RANKED! Our Favorite Movie Theater Chains
Photo: izusek (Getty Images)
Are movie theaters an endangered species that will be extinct in a couple of generations or will there always be a place for the shared movie-going experience? This debate has been raging on for decades since the advent of television in the 1950s, and in subsequent decades with the introduction of cable television, video games, and now Netflix.
Despite all these viable entertainment threats, the movie box office has actually grown over the years. The final total for the 2018 domestic box office was the biggest ever at $11.85 billion, according to comScore. Obviously, the death of the movie theater has been greatly exaggerated. Sure, we may not be going to as many films but we’re still shelling out a lot of money to go see event movies such as Jordan Peele’s Us most recently proved.
So what are the best theaters to go to? Well, we did the leg work for you and ranked our favorite movie chains.
6. AMC Theatres
Think of AMC as your local mall full of phone-addled teens, napping geriatrics, and sticky floors. In other words, there’s something for everyone, but if you want a unique experience, go somewhere else. Founded in 1920, AMC is now the largest movie theater chain in the world. The Kansas-headquartered company has introduced many theater-going innovations that have become standard today such as stadium-style seating, adjustable armrests, and loyalty programs. Their latest venture, AMC Stubs A-List, is a $19.95 a month subscription service that allows members to see up to three movies per week. The program was introduced after the ground-breaking Movie Pass crashed and burned. Stubs A-List has thrived, exceeding expectations with over 700,000 subscribers in just over a year.
5. Regal Cinemas
Chances are you’ve spent time and money at one of the three main Regal theater brands (Regal Cinemas, Edwards Theatres, and United Artists Theatres). The second-largest theater circuit in the U.S. offers all the good and bad of your typical movie-going experience, stressing convenience over uniqueness.
Photo: Regal Cinemas
4. Cinemark Theatres
Cinemark is another big global theater chain whose brands include Century Theatres, CinéArts, Rave, Tinseltown, and XD. While their aforementioned specialty theaters offer a nice niche service for film fanatics, the overall experience is meant for a broad, family-friendly audience.
3. Landmark Theatres
The nation’s largest cinema chain devoted to independent films has been revived over the past decade with 252 screens in 52 theaters. Among them are some of the most notable theaters in movie history, including their flagships The Landmark on Pico Boulevard in Los Angeles and The Landmark at 57 West in New York City. Offering a sophisticated (some might say stuffy) experience, the art-house cinema is a throwback to when movies were about a shared human experience rather than sensory overload.
Photo: Landmark Theatres
2. ArcLight Cinemas

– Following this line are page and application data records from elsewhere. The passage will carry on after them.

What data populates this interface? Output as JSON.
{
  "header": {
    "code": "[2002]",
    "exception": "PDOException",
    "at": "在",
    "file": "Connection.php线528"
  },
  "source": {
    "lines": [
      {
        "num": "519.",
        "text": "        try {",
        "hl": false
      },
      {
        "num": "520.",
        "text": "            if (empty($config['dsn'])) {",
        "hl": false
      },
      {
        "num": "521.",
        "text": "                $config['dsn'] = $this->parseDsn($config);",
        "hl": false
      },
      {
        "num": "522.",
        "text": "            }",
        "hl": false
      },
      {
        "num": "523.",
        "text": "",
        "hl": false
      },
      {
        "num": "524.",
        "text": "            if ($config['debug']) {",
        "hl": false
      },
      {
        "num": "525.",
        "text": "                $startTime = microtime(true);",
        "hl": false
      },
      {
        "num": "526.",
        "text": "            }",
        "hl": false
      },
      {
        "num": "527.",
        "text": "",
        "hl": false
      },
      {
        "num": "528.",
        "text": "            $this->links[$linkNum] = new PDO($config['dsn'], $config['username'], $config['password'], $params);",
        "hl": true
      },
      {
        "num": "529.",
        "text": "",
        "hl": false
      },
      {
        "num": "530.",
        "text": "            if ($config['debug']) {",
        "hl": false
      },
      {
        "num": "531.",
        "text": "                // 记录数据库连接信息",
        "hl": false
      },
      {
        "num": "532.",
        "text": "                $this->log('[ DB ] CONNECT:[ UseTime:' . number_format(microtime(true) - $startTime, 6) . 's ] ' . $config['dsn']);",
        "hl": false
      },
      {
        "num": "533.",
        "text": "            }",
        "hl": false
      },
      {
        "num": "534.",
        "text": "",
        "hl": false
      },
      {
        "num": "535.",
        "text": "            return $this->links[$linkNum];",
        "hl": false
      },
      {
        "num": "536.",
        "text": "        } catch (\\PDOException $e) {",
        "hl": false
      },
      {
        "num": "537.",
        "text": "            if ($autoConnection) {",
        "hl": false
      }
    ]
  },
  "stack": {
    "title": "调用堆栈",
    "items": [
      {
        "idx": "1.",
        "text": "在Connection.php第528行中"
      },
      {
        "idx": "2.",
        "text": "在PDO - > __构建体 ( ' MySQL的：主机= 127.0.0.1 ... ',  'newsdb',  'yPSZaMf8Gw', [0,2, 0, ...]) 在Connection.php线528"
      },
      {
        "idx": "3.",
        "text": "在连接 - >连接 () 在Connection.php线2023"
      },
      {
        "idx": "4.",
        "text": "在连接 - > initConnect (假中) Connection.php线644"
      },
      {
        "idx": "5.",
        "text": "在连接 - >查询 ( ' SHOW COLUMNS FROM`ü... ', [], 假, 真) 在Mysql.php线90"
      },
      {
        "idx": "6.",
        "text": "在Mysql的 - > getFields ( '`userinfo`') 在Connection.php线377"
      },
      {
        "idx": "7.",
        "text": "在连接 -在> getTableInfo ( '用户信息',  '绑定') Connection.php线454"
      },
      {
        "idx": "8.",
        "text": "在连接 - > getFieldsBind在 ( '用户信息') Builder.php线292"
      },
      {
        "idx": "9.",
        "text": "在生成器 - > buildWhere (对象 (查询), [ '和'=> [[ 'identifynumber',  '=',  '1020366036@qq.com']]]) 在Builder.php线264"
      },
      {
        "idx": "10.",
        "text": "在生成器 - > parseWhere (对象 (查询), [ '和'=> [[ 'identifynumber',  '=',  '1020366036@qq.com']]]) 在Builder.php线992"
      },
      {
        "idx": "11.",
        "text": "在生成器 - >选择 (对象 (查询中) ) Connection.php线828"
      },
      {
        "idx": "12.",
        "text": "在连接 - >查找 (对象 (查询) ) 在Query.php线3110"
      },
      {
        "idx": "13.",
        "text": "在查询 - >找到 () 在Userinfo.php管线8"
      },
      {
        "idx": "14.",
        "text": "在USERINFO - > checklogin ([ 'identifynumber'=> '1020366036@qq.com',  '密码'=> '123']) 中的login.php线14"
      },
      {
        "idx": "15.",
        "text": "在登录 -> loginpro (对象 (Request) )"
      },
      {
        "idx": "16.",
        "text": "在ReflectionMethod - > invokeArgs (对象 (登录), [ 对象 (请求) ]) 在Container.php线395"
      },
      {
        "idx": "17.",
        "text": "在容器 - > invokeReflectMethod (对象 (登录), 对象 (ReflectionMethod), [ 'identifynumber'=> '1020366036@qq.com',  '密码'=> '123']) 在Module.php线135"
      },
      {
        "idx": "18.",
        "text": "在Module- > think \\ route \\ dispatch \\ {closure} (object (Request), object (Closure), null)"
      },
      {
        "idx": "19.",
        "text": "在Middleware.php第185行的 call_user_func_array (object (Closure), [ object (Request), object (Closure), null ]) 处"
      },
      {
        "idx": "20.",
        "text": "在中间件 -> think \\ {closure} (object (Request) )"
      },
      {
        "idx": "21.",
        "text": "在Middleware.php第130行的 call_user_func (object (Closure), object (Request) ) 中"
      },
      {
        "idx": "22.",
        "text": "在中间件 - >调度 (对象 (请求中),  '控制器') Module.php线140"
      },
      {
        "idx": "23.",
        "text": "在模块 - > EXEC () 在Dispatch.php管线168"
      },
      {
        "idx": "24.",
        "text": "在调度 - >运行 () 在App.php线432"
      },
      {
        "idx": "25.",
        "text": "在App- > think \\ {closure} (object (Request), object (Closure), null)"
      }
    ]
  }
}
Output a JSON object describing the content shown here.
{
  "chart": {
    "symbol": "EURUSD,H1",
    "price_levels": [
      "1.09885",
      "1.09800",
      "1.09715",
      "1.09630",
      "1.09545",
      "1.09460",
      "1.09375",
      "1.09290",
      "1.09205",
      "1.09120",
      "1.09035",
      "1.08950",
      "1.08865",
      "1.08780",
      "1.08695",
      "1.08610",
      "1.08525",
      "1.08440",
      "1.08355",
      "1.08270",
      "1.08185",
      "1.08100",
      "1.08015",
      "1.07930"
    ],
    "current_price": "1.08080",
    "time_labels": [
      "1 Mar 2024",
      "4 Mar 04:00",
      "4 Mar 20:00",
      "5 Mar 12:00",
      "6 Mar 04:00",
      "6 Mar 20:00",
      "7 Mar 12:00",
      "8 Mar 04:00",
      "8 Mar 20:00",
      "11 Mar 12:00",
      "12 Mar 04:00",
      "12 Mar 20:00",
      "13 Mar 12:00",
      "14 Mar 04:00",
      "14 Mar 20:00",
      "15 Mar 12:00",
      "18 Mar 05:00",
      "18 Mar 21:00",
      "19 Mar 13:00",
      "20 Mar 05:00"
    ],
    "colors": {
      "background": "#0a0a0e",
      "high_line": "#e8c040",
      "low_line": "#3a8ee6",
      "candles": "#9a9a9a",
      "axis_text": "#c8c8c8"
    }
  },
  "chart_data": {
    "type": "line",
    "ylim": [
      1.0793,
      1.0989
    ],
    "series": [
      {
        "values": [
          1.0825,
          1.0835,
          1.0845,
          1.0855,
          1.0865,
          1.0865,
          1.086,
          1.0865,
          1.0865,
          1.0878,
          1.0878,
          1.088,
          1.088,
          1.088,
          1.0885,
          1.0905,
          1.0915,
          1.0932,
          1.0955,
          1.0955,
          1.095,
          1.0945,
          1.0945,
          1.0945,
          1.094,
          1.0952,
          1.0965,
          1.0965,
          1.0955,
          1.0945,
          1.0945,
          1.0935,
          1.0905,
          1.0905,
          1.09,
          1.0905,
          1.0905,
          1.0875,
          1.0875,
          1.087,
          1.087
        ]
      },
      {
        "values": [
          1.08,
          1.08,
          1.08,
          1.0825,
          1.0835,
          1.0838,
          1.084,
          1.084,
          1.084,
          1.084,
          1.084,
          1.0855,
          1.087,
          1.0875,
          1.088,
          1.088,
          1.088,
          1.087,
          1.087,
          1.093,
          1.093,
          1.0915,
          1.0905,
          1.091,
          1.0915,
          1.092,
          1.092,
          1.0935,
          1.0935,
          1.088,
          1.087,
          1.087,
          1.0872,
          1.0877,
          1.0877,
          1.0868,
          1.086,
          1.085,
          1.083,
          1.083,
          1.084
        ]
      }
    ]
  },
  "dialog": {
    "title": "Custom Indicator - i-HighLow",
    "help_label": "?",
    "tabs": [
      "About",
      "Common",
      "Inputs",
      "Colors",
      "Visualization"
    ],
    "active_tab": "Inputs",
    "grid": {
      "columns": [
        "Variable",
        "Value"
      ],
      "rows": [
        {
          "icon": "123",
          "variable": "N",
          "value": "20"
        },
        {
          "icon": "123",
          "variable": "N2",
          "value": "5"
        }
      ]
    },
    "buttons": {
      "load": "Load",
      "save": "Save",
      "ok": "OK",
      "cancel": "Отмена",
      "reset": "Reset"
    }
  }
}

Imagine a movie theater where you never have to deal with cellphones, crying babies, nor commercials? ArcLight offers all of that plus first-class amenities like a full bar, fine dining, filmmaker Q&As, reserved-seating, self-serve kiosks, and standby ushers who oversee quality control. Sure, you pay a couple more bucks, but it's worth every penny, as the Pacific Theatre-owned chain offers the best sight and sound technology and curated movies ranging from Hollywood blockbusters to indie documentaries. The specialty brand is slowly growing outside of California with openings in Chicago, Boston, and more.
Photo: ArcLight Cinemas
1. Alamo Drafthouse Cinema
If movie theaters survive in the next 30 years, they will probably look a lot like the Alamo Drafthouse. While other theater chains are closing or trying to re-brand, the Austin-based cinema chain is growing exponentially. Their winning formula is simple. They appeal to cinephiles, film geeks, and average consumers with a fun approach that is inclusive rather than exclusive. In addition, each Alamo Drafthouse offers a unique experience that captures its host city, while maintaining the theater etiquette and spirit of the brand.
Photo: Alamo Drafthouse